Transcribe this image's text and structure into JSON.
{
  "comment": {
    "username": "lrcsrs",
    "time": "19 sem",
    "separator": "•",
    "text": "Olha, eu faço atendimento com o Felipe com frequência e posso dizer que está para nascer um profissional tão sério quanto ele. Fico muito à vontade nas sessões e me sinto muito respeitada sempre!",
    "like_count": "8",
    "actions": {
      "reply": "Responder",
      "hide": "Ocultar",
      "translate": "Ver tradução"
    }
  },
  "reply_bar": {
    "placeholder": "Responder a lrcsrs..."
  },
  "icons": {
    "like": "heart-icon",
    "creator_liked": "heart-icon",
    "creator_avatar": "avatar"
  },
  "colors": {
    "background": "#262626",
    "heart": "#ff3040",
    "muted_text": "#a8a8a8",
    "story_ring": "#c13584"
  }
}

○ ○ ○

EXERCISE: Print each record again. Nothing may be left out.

TASK SOLUTION:
Transcribe this image's text and structure into JSON.
{
  "comment": {
    "username": "lrcsrs",
    "time": "19 sem",
    "separator": "•",
    "text": "Olha, eu faço atendimento com o Felipe com frequência e posso dizer que está para nascer um profissional tão sério quanto ele. Fico muito à vontade nas sessões e me sinto muito respeitada sempre!",
    "like_count": "8",
    "actions": {
      "reply": "Responder",
      "hide": "Ocultar",
      "translate": "Ver tradução"
    }
  },
  "reply_bar": {
    "placeholder": "Responder a lrcsrs..."
  },
  "icons": {
    "like": "heart-icon",
    "creator_liked": "heart-icon",
    "creator_avatar": "avatar"
  },
  "colors": {
    "background": "#262626",
    "heart": "#ff3040",
    "muted_text": "#a8a8a8",
    "story_ring": "#c13584"
  }
}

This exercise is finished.